JEWISH communal leaders in Australia this week voiced their support for international recognition of the Armenian genocide, a century after the persecution of Armenians within the Ottoman Empire led to the deaths of well over a million people.
Beginning on April 24, 1915, and spanning a number of years, the Armenians were systematically deported, tortured and killed by Ottoman authorities. Earlier this month, Pope Francis described the atrocities as a “genocide” and called on all heads of states and international organisations to recognise it as such.
In 2013 the NSW Parliament unanimously supported a motion to officially recognise the genocide, but neither Australia nor Israel have taken such steps.
Speaking to The AJN this week, Executive Council of Australian Jewry (ECAJ) president Robert Goot said, “The unspeakable atrocities visited upon those Christian communities and the suffering of those people and the communities that have survived is aggravated by denials and moral equivocations.
“The ECAJ accepts the overwhelming view of history scholars that the slaughter from 1915 to 1923, of more than one million Armenian, Pontian Greek and Assyrians, almost all of them civilians, at the hands of the Ottoman Caliphate was done with genocidal intent.”
The sentiment was echoed by Zionist Federation of Australia president Danny Lamm: “The Armenian genocide should be recognised as just that, a brutal murder of 1.5 million people by the Turks and it is implausible to me that we should still question the reality of that terrible tragedy,” Lamm said.
Australia/Israel & Jewish Affairs Council executive director Dr Colin Rubenstein said it is a moral imperative to condemn the massacres and ethnic cleansing of Armenians, Assyrians, and Pontiac Greeks, Chaldeans and others that began in April, 1915.
“This was organised, systematic murder on a scale clearly encompassed by the definition of genocide with all its unique features and specific victims. It has been identified by many leading scholars as both a tragedy in its own right and as a precursor to later genocides, including the Shoah.
“AIJAC joins with the many governments, human rights advocates and religious and academic figures in calling for these terrible massacres to be condemned but also appropriately commemorated in a way which allows for the modern world to properly honour the memory of the victims, while also promoting progress towards reconciliation.”
At the Sydney commemoration of the genocide this Friday, a message will be read out on behalf of the NSW Jewish Board of Deputies. “Jews the world over are mandated to regard themselves as if each one personally survived the Holocaust.
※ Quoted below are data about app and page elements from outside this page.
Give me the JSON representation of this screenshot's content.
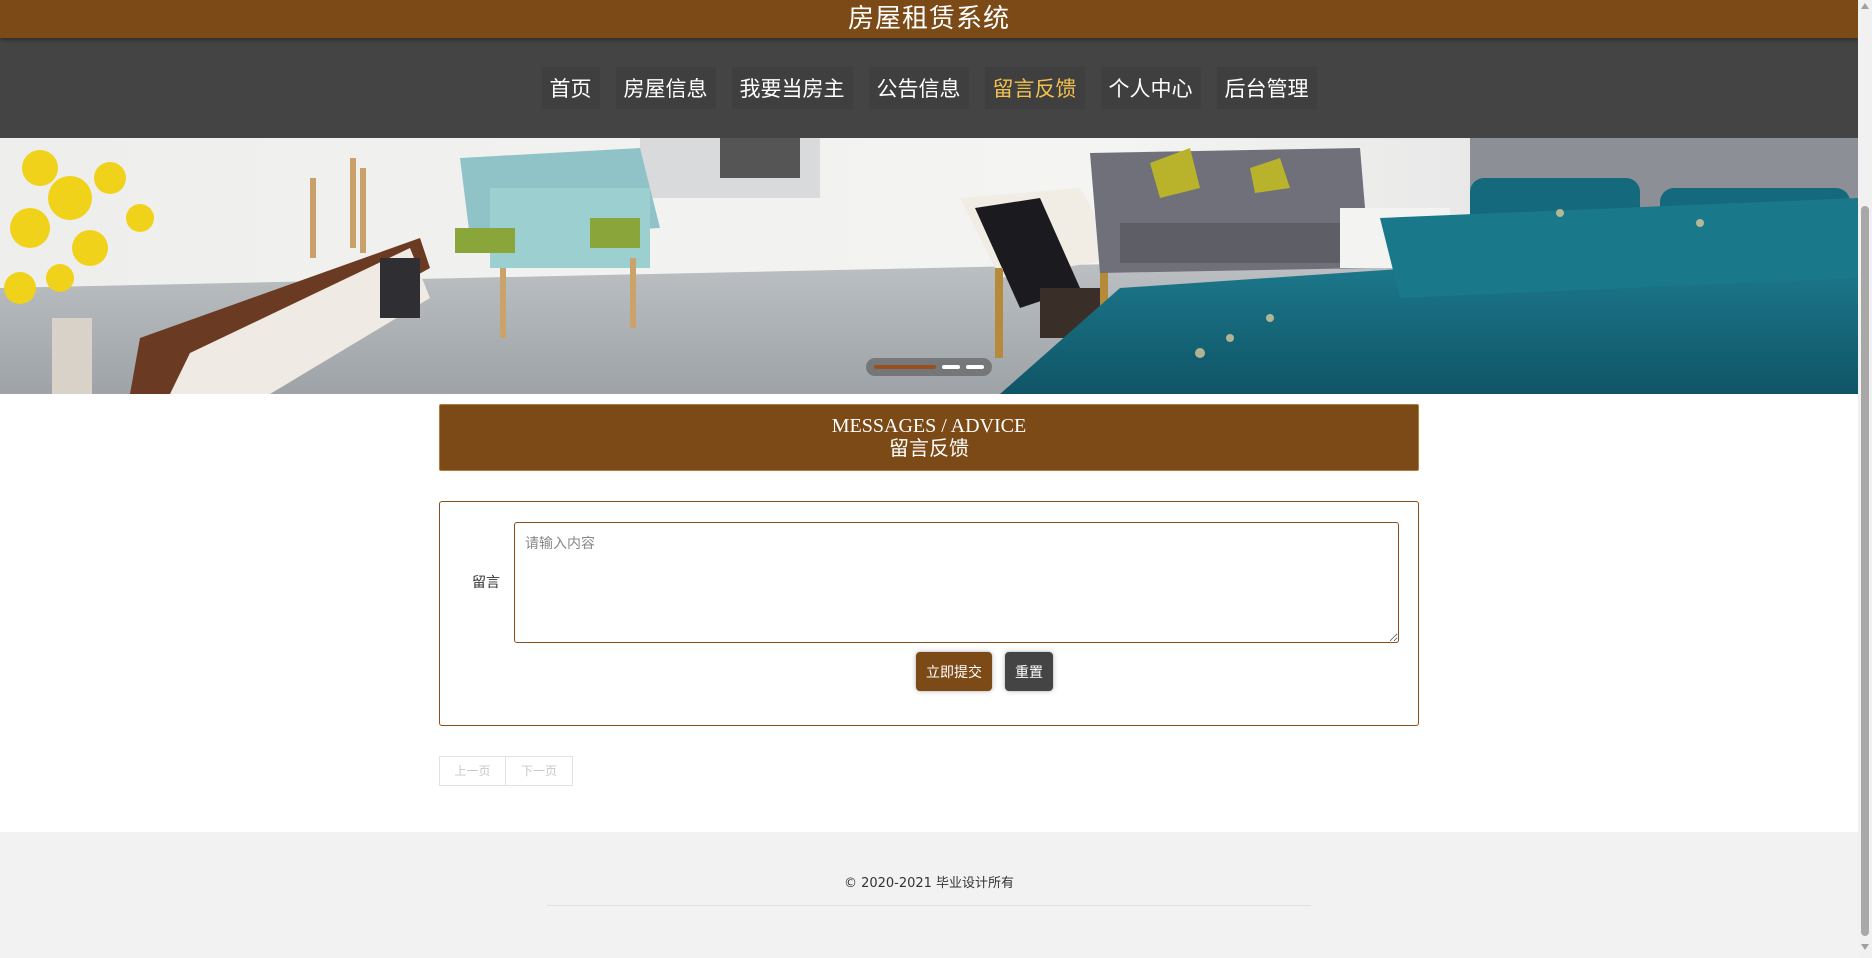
{
  "header": {
    "site_title": "房屋租赁系统"
  },
  "nav": {
    "items": [
      {
        "label": "首页",
        "active": false
      },
      {
        "label": "房屋信息",
        "active": false
      },
      {
        "label": "我要当房主",
        "active": false
      },
      {
        "label": "公告信息",
        "active": false
      },
      {
        "label": "留言反馈",
        "active": true
      },
      {
        "label": "个人中心",
        "active": false
      },
      {
        "label": "后台管理",
        "active": false
      }
    ],
    "active_color": "#f2c14e"
  },
  "banner": {
    "slide_count": 3,
    "active_slide": 1
  },
  "section": {
    "title_en": "MESSAGES / ADVICE",
    "title_cn": "留言反馈"
  },
  "form": {
    "label": "留言",
    "textarea_value": "",
    "textarea_placeholder": "请输入内容",
    "submit_label": "立即提交",
    "reset_label": "重置"
  },
  "pager": {
    "prev_label": "上一页",
    "next_label": "下一页"
  },
  "footer": {
    "copyright": "© 2020-2021 毕业设计所有"
  },
  "colors": {
    "brand_brown": "#7b4a17",
    "nav_bg": "#444444",
    "footer_bg": "#f2f2f2"
  }
}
So it is with the Armenian people,” the statement says.
“The importance of understanding the Armenian genocide as a defining moment in history is compounded by the shocking refusal of countries around the world to acknowledge it for what it was.
“More than that, we need to enshrine in our collective memory the crime against humanity which was inflicted on the Armenian people, so as to ensure that it is understood, learnt and transmitted to future generations.”
For more coverage, see this week’s AJN.